▸ Work to complete
Below are records to return verbatim; the pictures are to be dropped.

•••••

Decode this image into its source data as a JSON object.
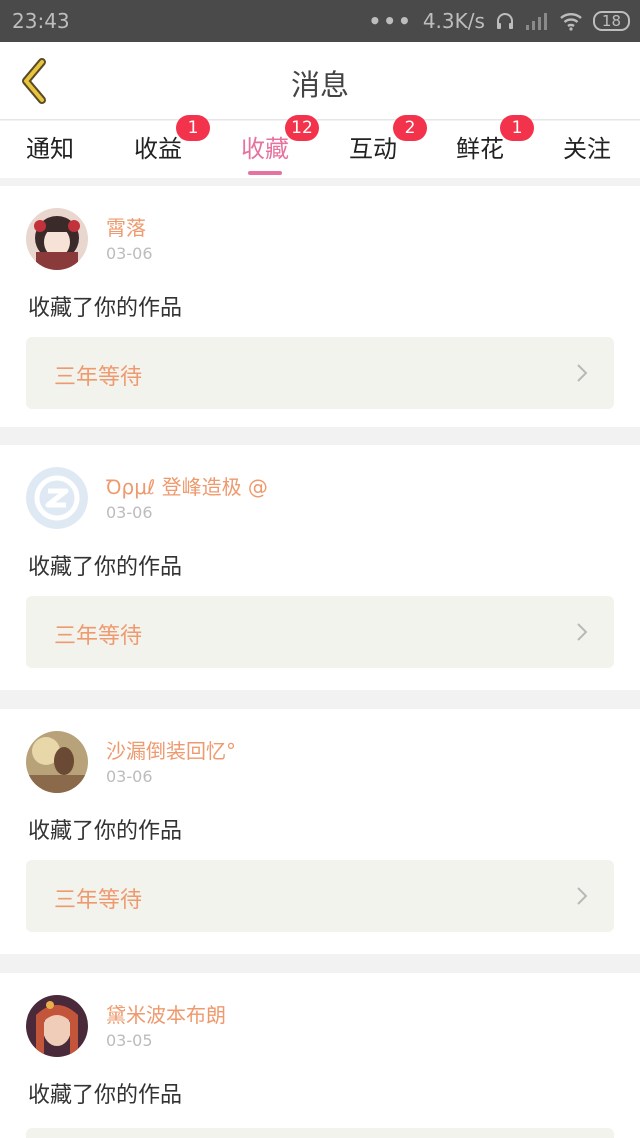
{
  "status_bar": {
    "time": "23:43",
    "dots": "•••",
    "network_speed": "4.3K/s",
    "battery": "18"
  },
  "header": {
    "title": "消息"
  },
  "tabs": [
    {
      "label": "通知",
      "badge": ""
    },
    {
      "label": "收益",
      "badge": "1"
    },
    {
      "label": "收藏",
      "badge": "12",
      "active": true
    },
    {
      "label": "互动",
      "badge": "2"
    },
    {
      "label": "鲜花",
      "badge": "1"
    },
    {
      "label": "关注",
      "badge": ""
    }
  ],
  "messages": [
    {
      "user": "霄落",
      "date": "03-06",
      "action": "收藏了你的作品",
      "work_title": "三年等待",
      "avatar": "anime-girl-avatar"
    },
    {
      "user": "Ꝺρμℓ 登峰造极 @",
      "date": "03-06",
      "action": "收藏了你的作品",
      "work_title": "三年等待",
      "avatar": "qq-default-avatar"
    },
    {
      "user": "沙漏倒装回忆°",
      "date": "03-06",
      "action": "收藏了你的作品",
      "work_title": "三年等待",
      "avatar": "photo-avatar"
    },
    {
      "user": "黛米波本布朗",
      "date": "03-05",
      "action": "收藏了你的作品",
      "work_title": "",
      "avatar": "anime-girl-avatar"
    }
  ],
  "colors": {
    "accent": "#e6739f",
    "username": "#ee9a6e",
    "badge": "#f2334b",
    "back_arrow": "#e8c53a"
  }
}
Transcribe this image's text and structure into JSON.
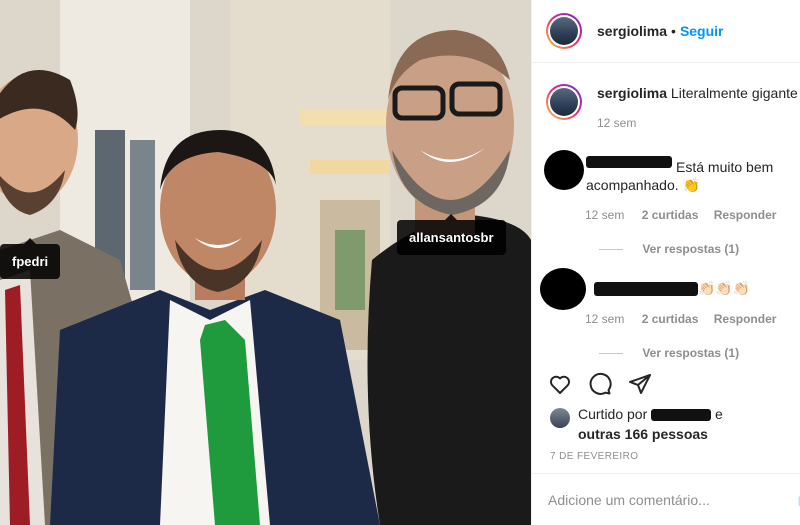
{
  "photo": {
    "tags": [
      "fpedri",
      "allansantosbr"
    ]
  },
  "header": {
    "username": "sergiolima",
    "separator": "•",
    "follow_label": "Seguir"
  },
  "caption": {
    "username": "sergiolima",
    "text": "Literalmente gigante",
    "time": "12 sem"
  },
  "comments": [
    {
      "text_line1": "Está muito bem",
      "text_line2": "acompanhado. 👏",
      "time": "12 sem",
      "likes": "2 curtidas",
      "reply_label": "Responder",
      "view_replies": "Ver respostas (1)"
    },
    {
      "text": "👏🏻👏🏻👏🏻",
      "time": "12 sem",
      "likes": "2 curtidas",
      "reply_label": "Responder",
      "view_replies": "Ver respostas (1)"
    }
  ],
  "actions": {
    "like_icon": "heart-icon",
    "comment_icon": "comment-icon",
    "share_icon": "share-icon"
  },
  "likes": {
    "prefix": "Curtido por",
    "suffix": "e",
    "others": "outras 166 pessoas"
  },
  "date": "7 DE FEVEREIRO",
  "add_comment": {
    "placeholder": "Adicione um comentário...",
    "publish_label": "P"
  }
}
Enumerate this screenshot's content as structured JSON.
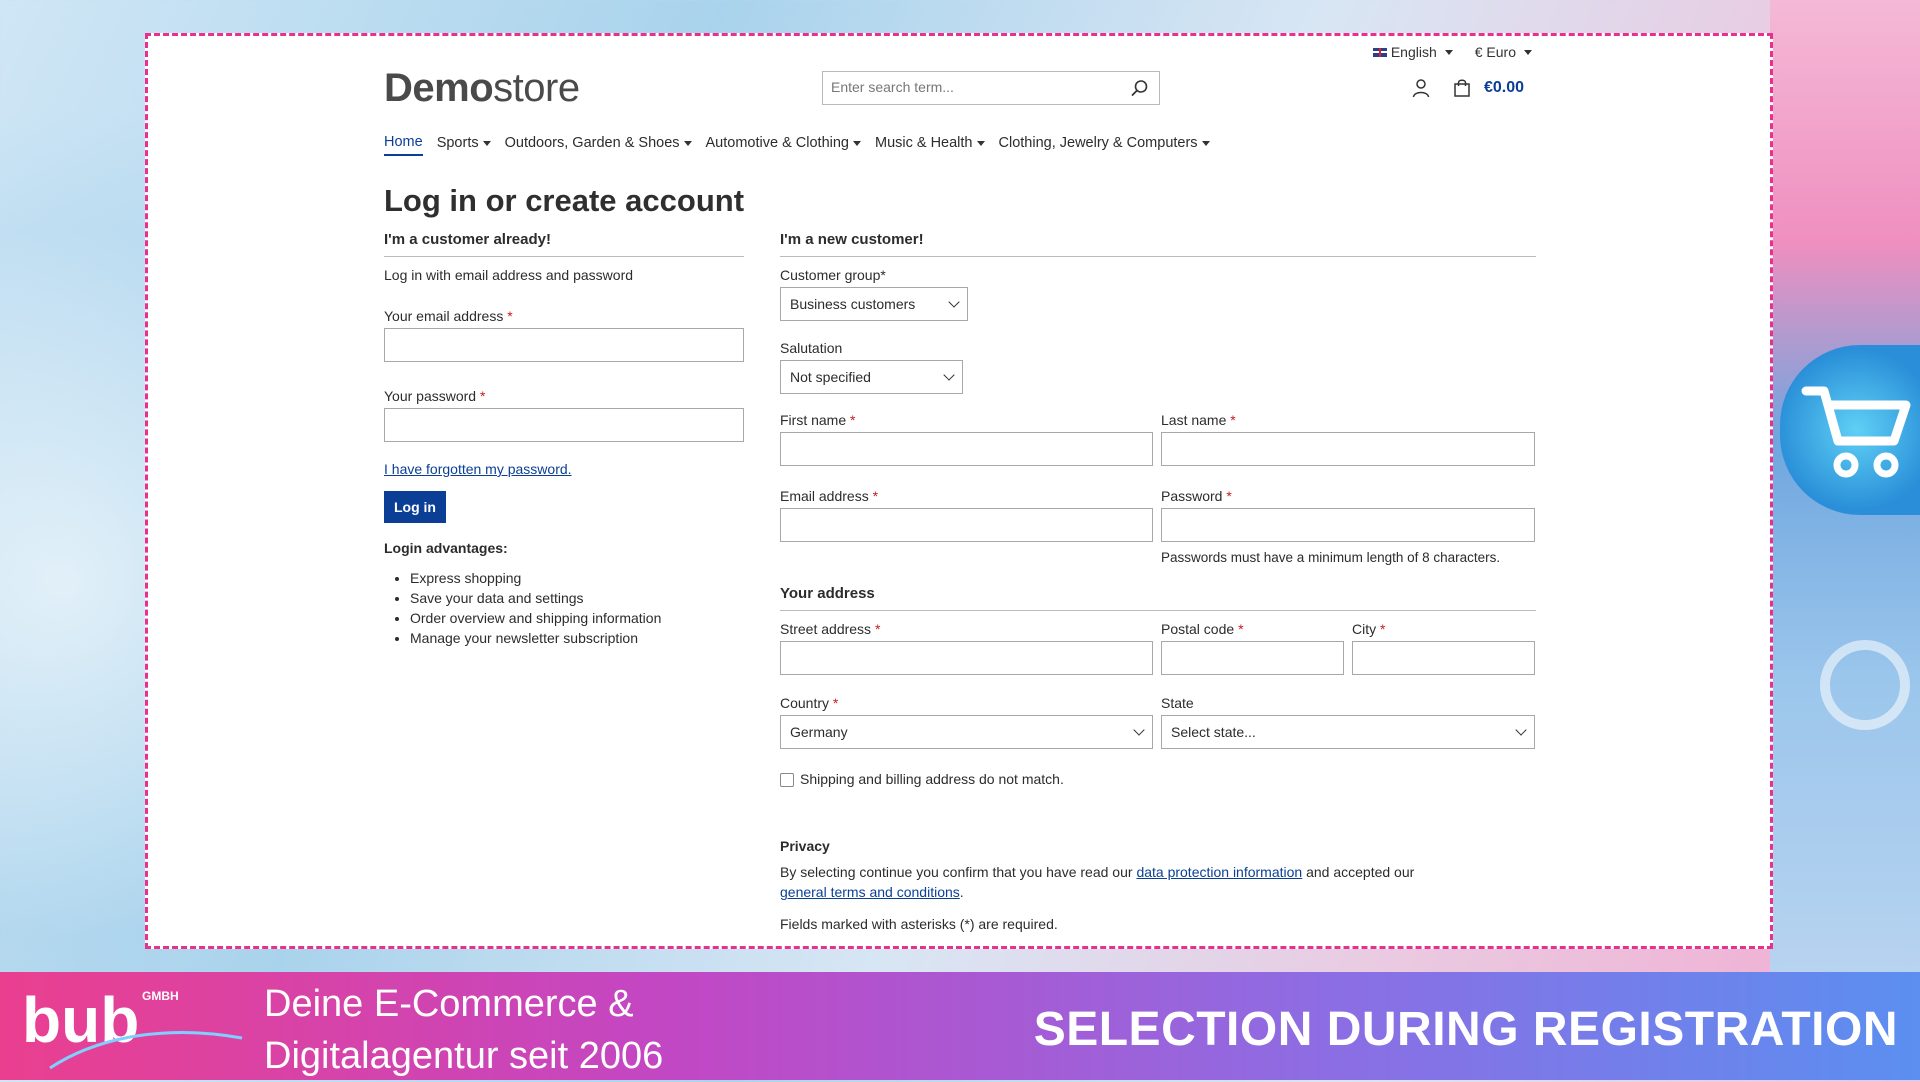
{
  "header": {
    "language": "English",
    "currency": "€ Euro",
    "logo_bold": "Demo",
    "logo_light": "store",
    "search_placeholder": "Enter search term...",
    "cart_total": "€0.00"
  },
  "nav": {
    "items": [
      {
        "label": "Home",
        "active": true,
        "has_dropdown": false
      },
      {
        "label": "Sports",
        "has_dropdown": true
      },
      {
        "label": "Outdoors, Garden & Shoes",
        "has_dropdown": true
      },
      {
        "label": "Automotive & Clothing",
        "has_dropdown": true
      },
      {
        "label": "Music & Health",
        "has_dropdown": true
      },
      {
        "label": "Clothing, Jewelry & Computers",
        "has_dropdown": true
      }
    ]
  },
  "page_title": "Log in or create account",
  "login": {
    "heading": "I'm a customer already!",
    "subtext": "Log in with email address and password",
    "email_label": "Your email address",
    "password_label": "Your password",
    "required_mark": "*",
    "forgot_link": "I have forgotten my password.",
    "login_button": "Log in",
    "advantages_heading": "Login advantages:",
    "advantages": [
      "Express shopping",
      "Save your data and settings",
      "Order overview and shipping information",
      "Manage your newsletter subscription"
    ]
  },
  "register": {
    "heading": "I'm a new customer!",
    "customer_group_label": "Customer group*",
    "customer_group_value": "Business customers",
    "salutation_label": "Salutation",
    "salutation_value": "Not specified",
    "first_name_label": "First name",
    "last_name_label": "Last name",
    "email_label": "Email address",
    "password_label": "Password",
    "password_hint": "Passwords must have a minimum length of 8 characters.",
    "address_heading": "Your address",
    "street_label": "Street address",
    "postal_label": "Postal code",
    "city_label": "City",
    "country_label": "Country",
    "country_value": "Germany",
    "state_label": "State",
    "state_value": "Select state...",
    "shipping_checkbox_label": "Shipping and billing address do not match.",
    "privacy_heading": "Privacy",
    "privacy_text_1": "By selecting continue you confirm that you have read our ",
    "privacy_link_1": "data protection information",
    "privacy_text_2": " and accepted our",
    "privacy_link_2": "general terms and conditions",
    "privacy_text_3": ".",
    "required_note": "Fields marked with asterisks (*) are required."
  },
  "banner": {
    "logo_text": "bub",
    "logo_sub": "GMBH",
    "tagline_line1": "Deine E-Commerce &",
    "tagline_line2": "Digitalagentur seit 2006",
    "title": "SELECTION DURING REGISTRATION"
  },
  "colors": {
    "primary": "#0b3f95",
    "required": "#c81b1b",
    "frame_border": "#e8318f"
  }
}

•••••

▸ Your response
Decode this image into its source data as a JSON object.
{
  "status_bar": {
    "time": "23:43",
    "dots": "•••",
    "network_speed": "4.3K/s",
    "battery": "18"
  },
  "header": {
    "title": "消息"
  },
  "tabs": [
    {
      "label": "通知",
      "badge": ""
    },
    {
      "label": "收益",
      "badge": "1"
    },
    {
      "label": "收藏",
      "badge": "12",
      "active": true
    },
    {
      "label": "互动",
      "badge": "2"
    },
    {
      "label": "鲜花",
      "badge": "1"
    },
    {
      "label": "关注",
      "badge": ""
    }
  ],
  "messages": [
    {
      "user": "霄落",
      "date": "03-06",
      "action": "收藏了你的作品",
      "work_title": "三年等待",
      "avatar": "anime-girl-avatar"
    },
    {
      "user": "Ꝺρμℓ 登峰造极 @",
      "date": "03-06",
      "action": "收藏了你的作品",
      "work_title": "三年等待",
      "avatar": "qq-default-avatar"
    },
    {
      "user": "沙漏倒装回忆°",
      "date": "03-06",
      "action": "收藏了你的作品",
      "work_title": "三年等待",
      "avatar": "photo-avatar"
    },
    {
      "user": "黛米波本布朗",
      "date": "03-05",
      "action": "收藏了你的作品",
      "work_title": "",
      "avatar": "anime-girl-avatar"
    }
  ],
  "colors": {
    "accent": "#e6739f",
    "username": "#ee9a6e",
    "badge": "#f2334b",
    "back_arrow": "#e8c53a"
  }
}
Transcribe this image's text and structure into JSON.
{
  "photo": {
    "tags": [
      "fpedri",
      "allansantosbr"
    ]
  },
  "header": {
    "username": "sergiolima",
    "separator": "•",
    "follow_label": "Seguir"
  },
  "caption": {
    "username": "sergiolima",
    "text": "Literalmente gigante",
    "time": "12 sem"
  },
  "comments": [
    {
      "text_line1": "Está muito bem",
      "text_line2": "acompanhado. 👏",
      "time": "12 sem",
      "likes": "2 curtidas",
      "reply_label": "Responder",
      "view_replies": "Ver respostas (1)"
    },
    {
      "text": "👏🏻👏🏻👏🏻",
      "time": "12 sem",
      "likes": "2 curtidas",
      "reply_label": "Responder",
      "view_replies": "Ver respostas (1)"
    }
  ],
  "actions": {
    "like_icon": "heart-icon",
    "comment_icon": "comment-icon",
    "share_icon": "share-icon"
  },
  "likes": {
    "prefix": "Curtido por",
    "suffix": "e",
    "others": "outras 166 pessoas"
  },
  "date": "7 DE FEVEREIRO",
  "add_comment": {
    "placeholder": "Adicione um comentário...",
    "publish_label": "P"
  }
}
Enumerate this screenshot's content as structured JSON.
{
  "header": {
    "language": "English",
    "currency": "€ Euro",
    "logo_bold": "Demo",
    "logo_light": "store",
    "search_placeholder": "Enter search term...",
    "cart_total": "€0.00"
  },
  "nav": {
    "items": [
      {
        "label": "Home",
        "active": true,
        "has_dropdown": false
      },
      {
        "label": "Sports",
        "has_dropdown": true
      },
      {
        "label": "Outdoors, Garden & Shoes",
        "has_dropdown": true
      },
      {
        "label": "Automotive & Clothing",
        "has_dropdown": true
      },
      {
        "label": "Music & Health",
        "has_dropdown": true
      },
      {
        "label": "Clothing, Jewelry & Computers",
        "has_dropdown": true
      }
    ]
  },
  "page_title": "Log in or create account",
  "login": {
    "heading": "I'm a customer already!",
    "subtext": "Log in with email address and password",
    "email_label": "Your email address",
    "password_label": "Your password",
    "required_mark": "*",
    "forgot_link": "I have forgotten my password.",
    "login_button": "Log in",
    "advantages_heading": "Login advantages:",
    "advantages": [
      "Express shopping",
      "Save your data and settings",
      "Order overview and shipping information",
      "Manage your newsletter subscription"
    ]
  },
  "register": {
    "heading": "I'm a new customer!",
    "customer_group_label": "Customer group*",
    "customer_group_value": "Business customers",
    "salutation_label": "Salutation",
    "salutation_value": "Not specified",
    "first_name_label": "First name",
    "last_name_label": "Last name",
    "email_label": "Email address",
    "password_label": "Password",
    "password_hint": "Passwords must have a minimum length of 8 characters.",
    "address_heading": "Your address",
    "street_label": "Street address",
    "postal_label": "Postal code",
    "city_label": "City",
    "country_label": "Country",
    "country_value": "Germany",
    "state_label": "State",
    "state_value": "Select state...",
    "shipping_checkbox_label": "Shipping and billing address do not match.",
    "privacy_heading": "Privacy",
    "privacy_text_1": "By selecting continue you confirm that you have read our ",
    "privacy_link_1": "data protection information",
    "privacy_text_2": " and accepted our",
    "privacy_link_2": "general terms and conditions",
    "privacy_text_3": ".",
    "required_note": "Fields marked with asterisks (*) are required."
  },
  "banner": {
    "logo_text": "bub",
    "logo_sub": "GMBH",
    "tagline_line1": "Deine E-Commerce &",
    "tagline_line2": "Digitalagentur seit 2006",
    "title": "SELECTION DURING REGISTRATION"
  },
  "colors": {
    "primary": "#0b3f95",
    "required": "#c81b1b",
    "frame_border": "#e8318f"
  }
}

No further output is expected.